That’s not saying that Stanley or Willis can’t beat out Cozart. And that’s not saying that they won’t unseat him at some point this season even if it doesn’t happen right away. Remember, we’re talking about a program that has benched its starter during four of the past five seasons. I know, I know: New coaching staff, new players, yada yada yada. But until we see a season where that doesn’t happen, the possibility has to stay in the backs of our minds.
Back to Cozart. I’ll be real interested to see how much progress he made this offseason. The coaching staff believes he’s a good fit for this new Air Raid offense, and first-year coach David Beaty said he liked what he saw from Cozart during the first day of preseason camp. That’s a start.
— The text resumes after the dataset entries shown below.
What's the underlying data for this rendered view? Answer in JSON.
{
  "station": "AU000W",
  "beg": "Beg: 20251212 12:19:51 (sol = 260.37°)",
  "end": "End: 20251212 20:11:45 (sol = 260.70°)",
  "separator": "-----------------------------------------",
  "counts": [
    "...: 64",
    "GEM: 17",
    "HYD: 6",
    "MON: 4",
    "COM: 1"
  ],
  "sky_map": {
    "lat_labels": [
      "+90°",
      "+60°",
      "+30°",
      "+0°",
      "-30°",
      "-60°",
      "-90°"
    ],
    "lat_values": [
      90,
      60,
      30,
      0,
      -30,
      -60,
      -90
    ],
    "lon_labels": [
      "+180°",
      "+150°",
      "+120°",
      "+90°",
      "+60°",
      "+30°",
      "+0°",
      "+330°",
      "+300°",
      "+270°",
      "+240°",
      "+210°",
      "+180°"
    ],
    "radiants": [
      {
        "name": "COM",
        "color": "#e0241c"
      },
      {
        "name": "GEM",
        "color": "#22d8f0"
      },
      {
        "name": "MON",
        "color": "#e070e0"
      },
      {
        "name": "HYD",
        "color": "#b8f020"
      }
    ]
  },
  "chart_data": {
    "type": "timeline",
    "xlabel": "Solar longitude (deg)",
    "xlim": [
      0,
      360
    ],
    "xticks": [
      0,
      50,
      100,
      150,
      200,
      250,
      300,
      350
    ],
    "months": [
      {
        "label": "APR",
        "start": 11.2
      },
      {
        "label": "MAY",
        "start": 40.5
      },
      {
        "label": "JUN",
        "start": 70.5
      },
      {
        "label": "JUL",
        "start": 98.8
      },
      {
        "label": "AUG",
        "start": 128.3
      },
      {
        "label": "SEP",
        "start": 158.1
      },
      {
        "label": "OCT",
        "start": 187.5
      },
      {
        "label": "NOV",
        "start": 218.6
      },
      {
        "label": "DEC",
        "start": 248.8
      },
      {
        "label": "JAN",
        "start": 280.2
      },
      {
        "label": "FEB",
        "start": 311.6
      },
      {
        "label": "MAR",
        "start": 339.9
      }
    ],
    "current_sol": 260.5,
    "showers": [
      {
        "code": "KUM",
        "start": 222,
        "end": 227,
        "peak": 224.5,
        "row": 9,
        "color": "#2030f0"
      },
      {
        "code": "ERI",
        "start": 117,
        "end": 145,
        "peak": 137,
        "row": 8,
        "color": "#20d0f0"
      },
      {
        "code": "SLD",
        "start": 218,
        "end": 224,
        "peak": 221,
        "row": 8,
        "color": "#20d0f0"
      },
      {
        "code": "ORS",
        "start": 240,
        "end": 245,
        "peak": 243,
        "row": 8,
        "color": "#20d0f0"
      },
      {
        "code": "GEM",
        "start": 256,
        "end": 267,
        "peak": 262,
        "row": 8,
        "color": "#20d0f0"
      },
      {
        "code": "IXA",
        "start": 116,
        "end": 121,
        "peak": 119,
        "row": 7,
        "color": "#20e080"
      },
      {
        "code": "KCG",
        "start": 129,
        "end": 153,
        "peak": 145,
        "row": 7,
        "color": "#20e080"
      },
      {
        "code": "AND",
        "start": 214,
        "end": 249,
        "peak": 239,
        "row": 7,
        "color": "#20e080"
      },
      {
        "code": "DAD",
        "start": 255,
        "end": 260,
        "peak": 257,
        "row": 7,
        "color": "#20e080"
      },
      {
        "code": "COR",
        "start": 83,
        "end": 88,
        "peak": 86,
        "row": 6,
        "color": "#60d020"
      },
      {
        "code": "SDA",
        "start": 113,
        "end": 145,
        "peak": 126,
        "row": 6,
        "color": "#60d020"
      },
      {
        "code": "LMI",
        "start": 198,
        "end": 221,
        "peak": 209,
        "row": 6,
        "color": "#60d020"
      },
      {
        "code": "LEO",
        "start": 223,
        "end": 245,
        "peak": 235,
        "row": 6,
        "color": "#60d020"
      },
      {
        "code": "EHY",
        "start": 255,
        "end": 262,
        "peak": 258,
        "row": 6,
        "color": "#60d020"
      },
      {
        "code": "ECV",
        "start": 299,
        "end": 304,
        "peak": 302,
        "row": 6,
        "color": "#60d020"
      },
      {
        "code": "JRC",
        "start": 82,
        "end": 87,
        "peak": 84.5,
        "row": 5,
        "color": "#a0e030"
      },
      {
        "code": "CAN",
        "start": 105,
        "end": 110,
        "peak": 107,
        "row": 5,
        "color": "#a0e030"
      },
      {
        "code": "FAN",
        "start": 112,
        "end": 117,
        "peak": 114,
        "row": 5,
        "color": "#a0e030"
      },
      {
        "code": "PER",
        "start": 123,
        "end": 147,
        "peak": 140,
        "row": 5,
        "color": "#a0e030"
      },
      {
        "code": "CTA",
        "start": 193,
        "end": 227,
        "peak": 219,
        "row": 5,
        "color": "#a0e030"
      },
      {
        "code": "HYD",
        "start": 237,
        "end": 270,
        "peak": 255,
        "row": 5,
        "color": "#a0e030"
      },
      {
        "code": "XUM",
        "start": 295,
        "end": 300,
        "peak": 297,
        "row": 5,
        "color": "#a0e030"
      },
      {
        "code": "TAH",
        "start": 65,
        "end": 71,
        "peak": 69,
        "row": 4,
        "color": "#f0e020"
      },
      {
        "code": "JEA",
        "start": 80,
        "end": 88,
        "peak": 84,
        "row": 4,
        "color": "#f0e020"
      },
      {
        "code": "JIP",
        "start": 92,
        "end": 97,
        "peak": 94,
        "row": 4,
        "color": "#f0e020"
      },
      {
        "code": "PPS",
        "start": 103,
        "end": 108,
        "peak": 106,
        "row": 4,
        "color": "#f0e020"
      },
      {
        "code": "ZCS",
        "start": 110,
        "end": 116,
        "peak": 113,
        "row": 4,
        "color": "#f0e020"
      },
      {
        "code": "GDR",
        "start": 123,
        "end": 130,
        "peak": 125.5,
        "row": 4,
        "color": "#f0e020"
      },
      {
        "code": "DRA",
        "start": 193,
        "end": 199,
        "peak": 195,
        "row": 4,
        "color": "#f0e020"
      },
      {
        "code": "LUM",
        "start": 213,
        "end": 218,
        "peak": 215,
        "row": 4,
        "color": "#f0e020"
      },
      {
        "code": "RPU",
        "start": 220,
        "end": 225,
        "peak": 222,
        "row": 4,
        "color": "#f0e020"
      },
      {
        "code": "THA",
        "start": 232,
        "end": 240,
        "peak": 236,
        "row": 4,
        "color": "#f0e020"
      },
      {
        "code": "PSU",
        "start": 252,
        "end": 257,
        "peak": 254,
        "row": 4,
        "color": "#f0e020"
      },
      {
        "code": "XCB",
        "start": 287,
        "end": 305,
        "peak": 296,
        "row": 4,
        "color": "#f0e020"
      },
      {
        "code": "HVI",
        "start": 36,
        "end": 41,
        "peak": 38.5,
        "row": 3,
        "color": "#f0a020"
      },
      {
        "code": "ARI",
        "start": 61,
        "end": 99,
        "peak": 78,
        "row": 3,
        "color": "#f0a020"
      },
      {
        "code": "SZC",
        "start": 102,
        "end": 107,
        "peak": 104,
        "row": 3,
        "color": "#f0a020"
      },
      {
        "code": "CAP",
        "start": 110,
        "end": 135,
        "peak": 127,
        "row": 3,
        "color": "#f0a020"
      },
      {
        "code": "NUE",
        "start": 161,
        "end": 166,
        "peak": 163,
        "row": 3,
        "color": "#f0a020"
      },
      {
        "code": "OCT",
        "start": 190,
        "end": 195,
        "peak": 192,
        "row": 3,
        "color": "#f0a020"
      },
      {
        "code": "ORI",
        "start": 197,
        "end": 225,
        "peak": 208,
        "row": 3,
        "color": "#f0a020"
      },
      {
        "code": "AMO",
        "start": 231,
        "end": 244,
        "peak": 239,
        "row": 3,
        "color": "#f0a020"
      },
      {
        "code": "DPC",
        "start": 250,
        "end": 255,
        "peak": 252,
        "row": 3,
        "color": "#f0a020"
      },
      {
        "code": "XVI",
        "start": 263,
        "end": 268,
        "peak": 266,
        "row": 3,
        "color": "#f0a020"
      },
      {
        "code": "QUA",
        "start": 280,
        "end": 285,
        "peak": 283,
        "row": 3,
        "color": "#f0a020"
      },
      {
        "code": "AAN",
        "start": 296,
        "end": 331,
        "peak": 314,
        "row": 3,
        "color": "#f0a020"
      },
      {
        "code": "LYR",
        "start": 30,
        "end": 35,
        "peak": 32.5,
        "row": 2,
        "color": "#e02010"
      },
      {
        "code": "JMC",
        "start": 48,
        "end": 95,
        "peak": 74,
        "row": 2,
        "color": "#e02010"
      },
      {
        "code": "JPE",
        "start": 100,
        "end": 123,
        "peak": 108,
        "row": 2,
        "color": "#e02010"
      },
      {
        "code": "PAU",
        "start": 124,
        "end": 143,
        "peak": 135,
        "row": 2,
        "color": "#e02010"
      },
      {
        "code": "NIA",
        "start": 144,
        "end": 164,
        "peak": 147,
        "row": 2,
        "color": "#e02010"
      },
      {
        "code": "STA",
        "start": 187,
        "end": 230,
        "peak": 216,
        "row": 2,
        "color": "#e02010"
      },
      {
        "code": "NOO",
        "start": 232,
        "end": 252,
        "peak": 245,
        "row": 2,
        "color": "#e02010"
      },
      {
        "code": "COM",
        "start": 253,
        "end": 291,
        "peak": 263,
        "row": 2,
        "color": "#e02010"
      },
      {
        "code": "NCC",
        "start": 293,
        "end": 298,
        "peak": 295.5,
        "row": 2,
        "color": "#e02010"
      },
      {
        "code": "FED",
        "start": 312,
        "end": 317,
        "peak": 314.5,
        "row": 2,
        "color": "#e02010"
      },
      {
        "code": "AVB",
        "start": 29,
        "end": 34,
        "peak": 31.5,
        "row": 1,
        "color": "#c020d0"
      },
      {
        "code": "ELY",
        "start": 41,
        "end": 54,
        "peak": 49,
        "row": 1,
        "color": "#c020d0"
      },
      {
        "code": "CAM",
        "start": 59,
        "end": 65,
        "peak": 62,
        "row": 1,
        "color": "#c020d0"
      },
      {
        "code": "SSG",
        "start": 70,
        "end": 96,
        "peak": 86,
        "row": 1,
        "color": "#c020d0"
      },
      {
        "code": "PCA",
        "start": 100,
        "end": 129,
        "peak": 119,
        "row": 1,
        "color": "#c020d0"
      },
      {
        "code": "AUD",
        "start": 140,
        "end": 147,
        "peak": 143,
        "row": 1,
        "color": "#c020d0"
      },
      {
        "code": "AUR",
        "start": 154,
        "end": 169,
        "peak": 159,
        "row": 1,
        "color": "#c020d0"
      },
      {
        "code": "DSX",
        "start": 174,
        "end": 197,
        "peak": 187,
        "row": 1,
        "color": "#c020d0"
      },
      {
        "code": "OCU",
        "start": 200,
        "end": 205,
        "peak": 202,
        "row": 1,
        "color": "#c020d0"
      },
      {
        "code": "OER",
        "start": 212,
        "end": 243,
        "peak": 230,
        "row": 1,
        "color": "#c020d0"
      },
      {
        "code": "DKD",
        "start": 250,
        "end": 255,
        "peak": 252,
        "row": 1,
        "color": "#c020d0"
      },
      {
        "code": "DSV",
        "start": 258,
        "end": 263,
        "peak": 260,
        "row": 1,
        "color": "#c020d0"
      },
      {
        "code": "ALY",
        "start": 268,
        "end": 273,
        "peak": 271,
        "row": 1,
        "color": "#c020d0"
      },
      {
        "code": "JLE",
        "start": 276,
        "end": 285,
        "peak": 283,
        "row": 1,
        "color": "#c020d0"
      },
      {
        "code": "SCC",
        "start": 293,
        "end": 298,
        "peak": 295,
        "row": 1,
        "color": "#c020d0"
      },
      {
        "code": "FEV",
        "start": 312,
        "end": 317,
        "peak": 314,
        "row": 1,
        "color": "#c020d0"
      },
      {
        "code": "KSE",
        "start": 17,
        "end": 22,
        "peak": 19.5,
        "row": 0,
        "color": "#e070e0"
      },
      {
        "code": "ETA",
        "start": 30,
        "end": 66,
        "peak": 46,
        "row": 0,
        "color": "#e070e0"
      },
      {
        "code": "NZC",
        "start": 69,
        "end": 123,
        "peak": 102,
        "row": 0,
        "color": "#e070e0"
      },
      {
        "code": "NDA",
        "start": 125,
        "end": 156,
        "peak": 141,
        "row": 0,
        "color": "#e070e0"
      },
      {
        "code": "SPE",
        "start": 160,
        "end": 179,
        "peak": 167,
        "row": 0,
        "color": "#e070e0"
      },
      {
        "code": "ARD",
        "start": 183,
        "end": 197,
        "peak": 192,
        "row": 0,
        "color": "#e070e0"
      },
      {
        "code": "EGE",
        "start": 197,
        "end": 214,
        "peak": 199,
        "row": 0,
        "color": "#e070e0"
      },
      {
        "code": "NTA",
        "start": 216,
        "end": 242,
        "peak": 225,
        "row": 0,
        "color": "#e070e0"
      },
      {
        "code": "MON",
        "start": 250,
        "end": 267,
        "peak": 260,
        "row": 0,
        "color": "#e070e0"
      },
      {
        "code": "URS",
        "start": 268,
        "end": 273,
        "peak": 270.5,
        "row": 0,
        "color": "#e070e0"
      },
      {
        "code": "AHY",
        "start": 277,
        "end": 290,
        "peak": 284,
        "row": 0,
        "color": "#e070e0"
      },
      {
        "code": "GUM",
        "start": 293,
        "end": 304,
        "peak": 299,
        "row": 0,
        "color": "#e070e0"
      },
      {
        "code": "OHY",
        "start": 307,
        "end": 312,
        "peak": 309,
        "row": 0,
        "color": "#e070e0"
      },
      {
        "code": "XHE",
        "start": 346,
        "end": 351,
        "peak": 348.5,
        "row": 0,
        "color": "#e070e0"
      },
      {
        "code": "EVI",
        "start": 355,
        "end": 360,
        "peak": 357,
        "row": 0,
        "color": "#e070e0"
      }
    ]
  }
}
Cozart still must get tougher and has to find a way to make quicker decisions. If he does, though, he could be hard to unseat.
And given that he’s an experienced junior who has played in plenty of Big 12 games, that’s what I’m banking on. I’m eager to see what Stanley and Willis can do, but until we know exactly what that is and what that looks like, I think Cozart is the only answer one can give.
Remember, this was a guy who burst out of the gate last season, leading the KU offense to scores on four consecutive possessions and a 24-0 first-quarter lead in the 2014 season opener. What if that magic returns and he finds a way to sustain that all season? He’ll be KU’s leading passer, that’s what.
By Benton Smith
If you want to predict which Kansas University quarterback will lead the team in passing yards this fall — and you don’t work on KU’s coaching staff — you might as well pin photos of junior Montell Cozart and freshmen Carter Stanley and Ryan Willis on a dart board, blindfold yourself and fire away until one sticks.
Head coach David Beaty and offensive coordinator Rob Likens surely have a better feel for how it will play out at QB than anyone on the outside looking in. The rest of us are waiting to see who is worthy of replacing injured senior Michael Cummings.
Cozart’s past struggles (87-for-191 passing in his career, with five touchdowns and nine interceptions) suggest a surging freshman would be able to overtake the veteran sooner or later.
Even if the junior opens the season atop the depth chart, a newcomer could beat out Cozart just by catching up with him. The Jayhawks aren’t going to win many football games this fall, so they might as well start building for the future now. The sooner the young guys in the program get acclimated to the Big 12, the better.
Willis is a competitor. He didn’t choose Kansas to sit back and watch others play quarterback. He could’ve done that at Illinois, Kansas State, Tulsa or Wyoming — the other schools that offered Willis a scholarship. He saw a unique opportunity available at KU and began making a case for himself from the moment he arrived in Lawrence.
As Matt Tait wrote in early July, Willis, from nearby Bishop Miege (just like Cozart, incidentally), stood out this summer not only with his arm, but also his work ethic and leadership. Those intangibles give the three-star local product a bit of a head start in the race for playing time. Plus, at 6-foot-4, 205 pounds, Willis has the physical stature and athletic ability to make him competitive against Big 12 defenders. The 6-2, 188-pound Stanley might trail his fellow frosh in that category, and have a tougher time absorbing those hits from linebackers and defensive ends, which are inevitable.
Likens will make the offense manageable for whomever wins the QB job. If Willis can read the defense and pin-point his easiest-to-hit open target immediately, his task will be simple — even for a true freshman. KU doesn’t need him to drop back and throw 50-yard bombs. Five-yard quick-hitters will do. Anything to keep the offense on the field.
It’s as elementary as throwing darts.